(Supplied material)
==============================
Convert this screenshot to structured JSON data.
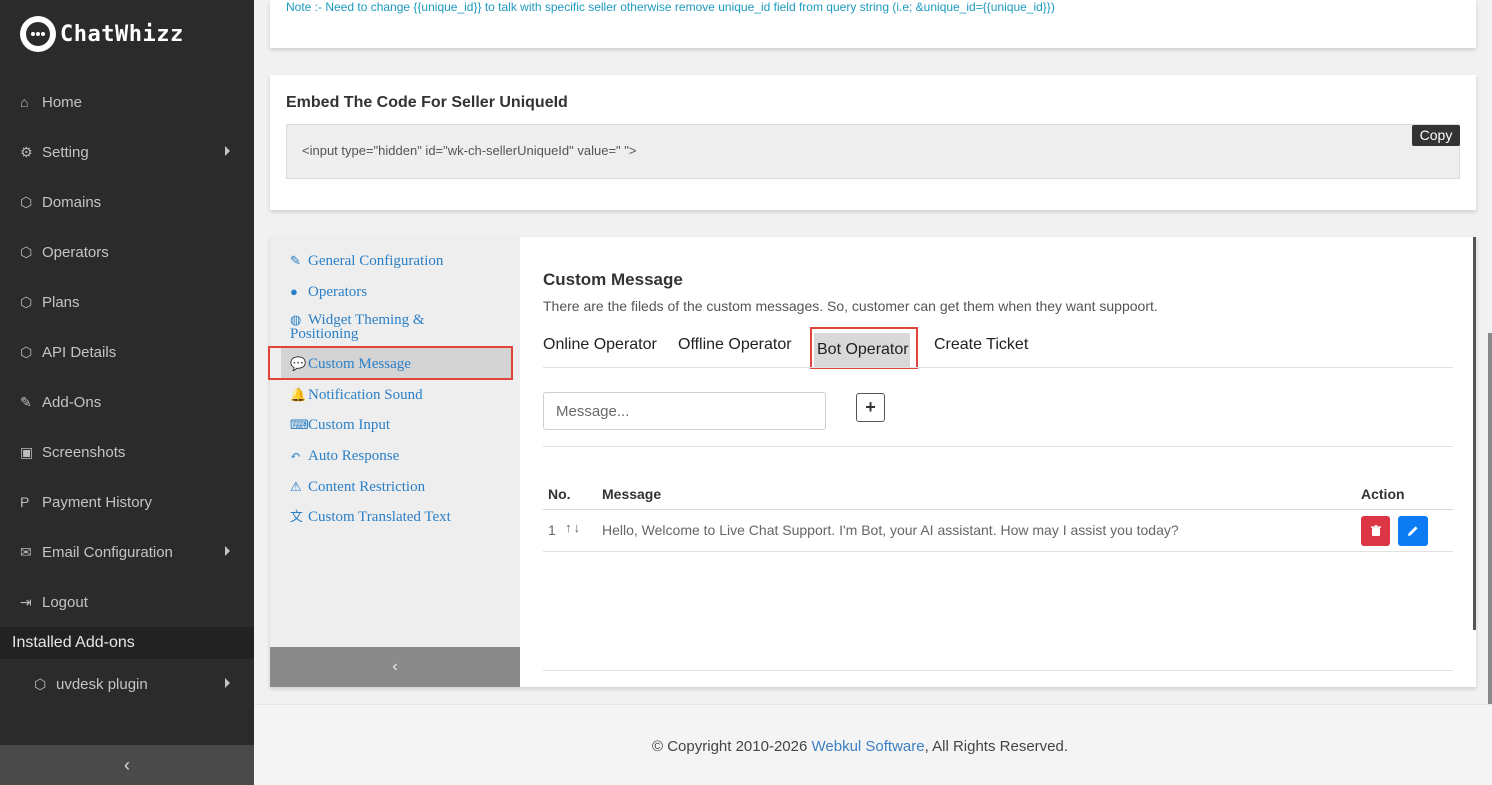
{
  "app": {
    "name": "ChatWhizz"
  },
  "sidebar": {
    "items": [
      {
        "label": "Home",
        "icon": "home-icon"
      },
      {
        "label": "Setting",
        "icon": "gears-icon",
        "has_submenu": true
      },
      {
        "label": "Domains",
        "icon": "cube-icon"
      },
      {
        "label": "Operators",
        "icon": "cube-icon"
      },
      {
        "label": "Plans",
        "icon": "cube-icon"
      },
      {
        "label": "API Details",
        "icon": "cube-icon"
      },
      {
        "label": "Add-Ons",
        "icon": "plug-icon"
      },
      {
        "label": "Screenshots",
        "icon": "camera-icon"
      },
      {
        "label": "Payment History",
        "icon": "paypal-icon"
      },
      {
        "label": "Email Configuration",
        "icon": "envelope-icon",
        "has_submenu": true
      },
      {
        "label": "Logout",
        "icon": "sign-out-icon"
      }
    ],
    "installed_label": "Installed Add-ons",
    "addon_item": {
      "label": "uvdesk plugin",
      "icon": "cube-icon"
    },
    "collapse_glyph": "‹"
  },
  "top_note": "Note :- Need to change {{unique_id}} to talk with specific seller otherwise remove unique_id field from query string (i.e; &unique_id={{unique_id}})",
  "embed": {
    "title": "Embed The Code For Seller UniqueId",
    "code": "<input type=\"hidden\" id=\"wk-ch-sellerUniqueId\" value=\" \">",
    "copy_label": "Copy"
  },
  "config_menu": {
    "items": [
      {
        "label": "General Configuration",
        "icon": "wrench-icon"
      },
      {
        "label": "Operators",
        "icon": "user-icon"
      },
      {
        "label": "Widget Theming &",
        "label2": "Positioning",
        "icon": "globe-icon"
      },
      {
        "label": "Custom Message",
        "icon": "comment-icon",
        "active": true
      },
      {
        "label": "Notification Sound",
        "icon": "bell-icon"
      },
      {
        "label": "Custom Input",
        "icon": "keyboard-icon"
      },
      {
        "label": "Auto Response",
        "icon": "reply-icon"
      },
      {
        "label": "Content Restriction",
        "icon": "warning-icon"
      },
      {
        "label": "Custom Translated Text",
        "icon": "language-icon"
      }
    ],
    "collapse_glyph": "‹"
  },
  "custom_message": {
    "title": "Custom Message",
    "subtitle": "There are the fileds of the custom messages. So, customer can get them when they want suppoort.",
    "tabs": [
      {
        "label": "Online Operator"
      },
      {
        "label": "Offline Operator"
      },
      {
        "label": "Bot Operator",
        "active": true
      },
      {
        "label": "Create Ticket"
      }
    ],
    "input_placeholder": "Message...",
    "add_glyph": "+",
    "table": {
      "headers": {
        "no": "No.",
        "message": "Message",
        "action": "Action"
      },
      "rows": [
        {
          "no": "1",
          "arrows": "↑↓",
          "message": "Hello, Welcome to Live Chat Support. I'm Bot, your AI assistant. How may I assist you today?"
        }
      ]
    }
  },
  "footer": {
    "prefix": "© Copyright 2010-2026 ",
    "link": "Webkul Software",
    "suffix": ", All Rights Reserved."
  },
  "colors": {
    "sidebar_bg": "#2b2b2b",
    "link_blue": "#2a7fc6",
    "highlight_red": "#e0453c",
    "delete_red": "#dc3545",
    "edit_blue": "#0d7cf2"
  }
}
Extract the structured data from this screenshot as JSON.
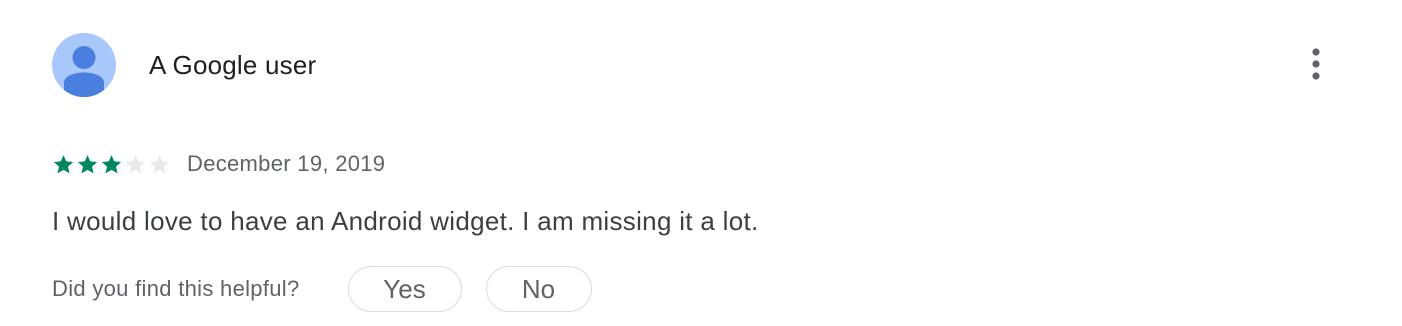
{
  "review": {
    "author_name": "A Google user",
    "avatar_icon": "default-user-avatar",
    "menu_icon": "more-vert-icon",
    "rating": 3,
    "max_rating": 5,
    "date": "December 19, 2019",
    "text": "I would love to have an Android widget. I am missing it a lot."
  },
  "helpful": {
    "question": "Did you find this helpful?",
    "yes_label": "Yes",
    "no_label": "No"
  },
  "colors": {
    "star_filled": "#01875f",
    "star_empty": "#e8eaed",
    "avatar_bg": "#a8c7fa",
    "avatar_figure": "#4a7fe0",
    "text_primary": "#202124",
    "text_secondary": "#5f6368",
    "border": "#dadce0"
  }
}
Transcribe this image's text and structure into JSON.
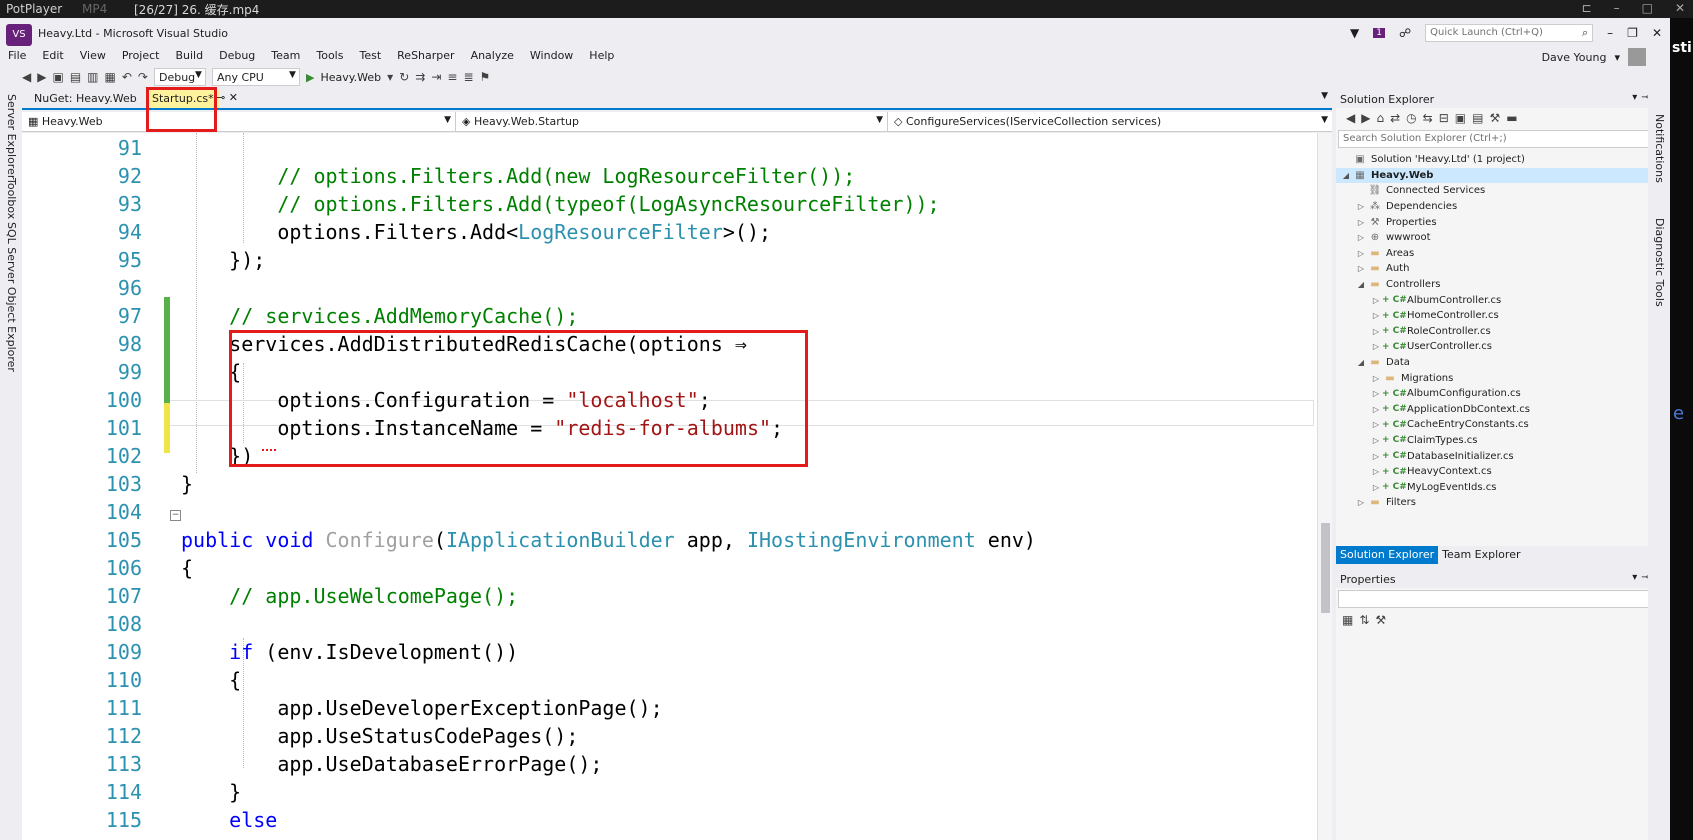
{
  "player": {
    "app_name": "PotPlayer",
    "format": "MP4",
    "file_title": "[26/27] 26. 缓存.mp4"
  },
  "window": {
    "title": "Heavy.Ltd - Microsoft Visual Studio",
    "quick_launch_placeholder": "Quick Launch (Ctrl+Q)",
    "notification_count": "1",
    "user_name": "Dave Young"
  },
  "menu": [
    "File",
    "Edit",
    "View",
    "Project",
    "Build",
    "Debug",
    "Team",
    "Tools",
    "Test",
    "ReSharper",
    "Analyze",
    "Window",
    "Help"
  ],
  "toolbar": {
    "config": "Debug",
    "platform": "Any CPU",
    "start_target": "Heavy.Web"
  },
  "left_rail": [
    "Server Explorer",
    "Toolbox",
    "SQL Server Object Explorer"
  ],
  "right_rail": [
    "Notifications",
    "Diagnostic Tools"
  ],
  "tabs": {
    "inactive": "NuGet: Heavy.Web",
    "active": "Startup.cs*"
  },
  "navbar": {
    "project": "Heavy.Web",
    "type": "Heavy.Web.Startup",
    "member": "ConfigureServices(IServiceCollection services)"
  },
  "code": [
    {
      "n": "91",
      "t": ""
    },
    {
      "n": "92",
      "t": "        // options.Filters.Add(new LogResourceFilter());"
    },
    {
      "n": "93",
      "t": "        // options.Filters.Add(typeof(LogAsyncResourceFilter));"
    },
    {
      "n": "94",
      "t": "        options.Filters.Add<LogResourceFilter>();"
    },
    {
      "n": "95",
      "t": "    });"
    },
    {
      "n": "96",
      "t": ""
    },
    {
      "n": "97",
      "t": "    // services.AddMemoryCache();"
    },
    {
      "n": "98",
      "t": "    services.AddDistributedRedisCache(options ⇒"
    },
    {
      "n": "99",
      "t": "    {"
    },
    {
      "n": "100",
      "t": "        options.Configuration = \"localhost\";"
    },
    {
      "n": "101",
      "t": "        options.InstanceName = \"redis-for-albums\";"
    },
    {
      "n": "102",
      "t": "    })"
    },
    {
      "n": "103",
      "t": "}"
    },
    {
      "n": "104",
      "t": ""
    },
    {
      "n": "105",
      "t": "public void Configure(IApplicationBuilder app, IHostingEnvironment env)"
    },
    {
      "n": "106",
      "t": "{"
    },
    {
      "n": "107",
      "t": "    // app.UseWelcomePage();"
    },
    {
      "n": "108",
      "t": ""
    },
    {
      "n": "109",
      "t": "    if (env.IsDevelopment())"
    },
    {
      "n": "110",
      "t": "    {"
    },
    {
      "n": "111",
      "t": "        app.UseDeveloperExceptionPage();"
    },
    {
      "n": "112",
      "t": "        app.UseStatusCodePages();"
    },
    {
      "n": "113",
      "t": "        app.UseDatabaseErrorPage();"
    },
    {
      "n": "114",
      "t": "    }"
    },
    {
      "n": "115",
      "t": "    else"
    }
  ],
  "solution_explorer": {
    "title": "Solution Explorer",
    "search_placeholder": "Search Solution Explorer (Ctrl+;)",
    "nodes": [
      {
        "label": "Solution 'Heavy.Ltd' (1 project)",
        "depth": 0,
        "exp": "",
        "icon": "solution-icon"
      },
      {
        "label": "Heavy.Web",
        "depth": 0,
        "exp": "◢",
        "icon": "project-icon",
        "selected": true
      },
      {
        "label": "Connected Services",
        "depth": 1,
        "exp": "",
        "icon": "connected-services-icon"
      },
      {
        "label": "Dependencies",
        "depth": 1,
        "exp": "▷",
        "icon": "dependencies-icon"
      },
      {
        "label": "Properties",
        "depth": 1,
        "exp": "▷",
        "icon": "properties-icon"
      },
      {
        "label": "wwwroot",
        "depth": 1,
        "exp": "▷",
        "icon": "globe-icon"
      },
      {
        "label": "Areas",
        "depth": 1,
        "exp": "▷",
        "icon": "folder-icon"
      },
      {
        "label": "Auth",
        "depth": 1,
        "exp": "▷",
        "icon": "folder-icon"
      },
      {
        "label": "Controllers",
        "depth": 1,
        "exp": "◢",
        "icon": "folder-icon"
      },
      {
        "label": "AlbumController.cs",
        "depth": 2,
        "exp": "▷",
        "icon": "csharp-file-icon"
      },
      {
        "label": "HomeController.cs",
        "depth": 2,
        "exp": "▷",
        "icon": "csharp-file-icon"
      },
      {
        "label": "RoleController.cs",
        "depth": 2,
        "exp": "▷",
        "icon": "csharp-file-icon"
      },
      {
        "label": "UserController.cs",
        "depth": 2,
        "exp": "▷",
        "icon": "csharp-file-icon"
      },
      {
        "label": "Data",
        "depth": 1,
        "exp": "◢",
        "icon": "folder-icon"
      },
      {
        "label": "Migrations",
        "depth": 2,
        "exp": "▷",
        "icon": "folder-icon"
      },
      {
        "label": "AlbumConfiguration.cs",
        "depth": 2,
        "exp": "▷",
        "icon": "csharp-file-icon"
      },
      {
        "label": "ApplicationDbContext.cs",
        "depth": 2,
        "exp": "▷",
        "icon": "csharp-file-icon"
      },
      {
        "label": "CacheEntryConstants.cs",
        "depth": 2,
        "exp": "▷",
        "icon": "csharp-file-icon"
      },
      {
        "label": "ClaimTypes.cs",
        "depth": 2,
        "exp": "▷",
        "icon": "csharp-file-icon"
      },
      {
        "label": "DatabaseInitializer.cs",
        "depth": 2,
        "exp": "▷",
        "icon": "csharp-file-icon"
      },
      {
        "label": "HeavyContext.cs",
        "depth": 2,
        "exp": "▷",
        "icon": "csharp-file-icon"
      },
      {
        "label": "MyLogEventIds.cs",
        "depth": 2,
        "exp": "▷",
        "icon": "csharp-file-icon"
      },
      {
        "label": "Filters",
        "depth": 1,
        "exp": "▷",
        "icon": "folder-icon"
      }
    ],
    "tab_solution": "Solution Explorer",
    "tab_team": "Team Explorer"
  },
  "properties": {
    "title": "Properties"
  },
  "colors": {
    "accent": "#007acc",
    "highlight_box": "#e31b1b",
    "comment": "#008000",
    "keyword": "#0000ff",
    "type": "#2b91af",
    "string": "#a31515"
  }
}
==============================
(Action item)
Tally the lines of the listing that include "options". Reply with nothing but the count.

(Output below)
6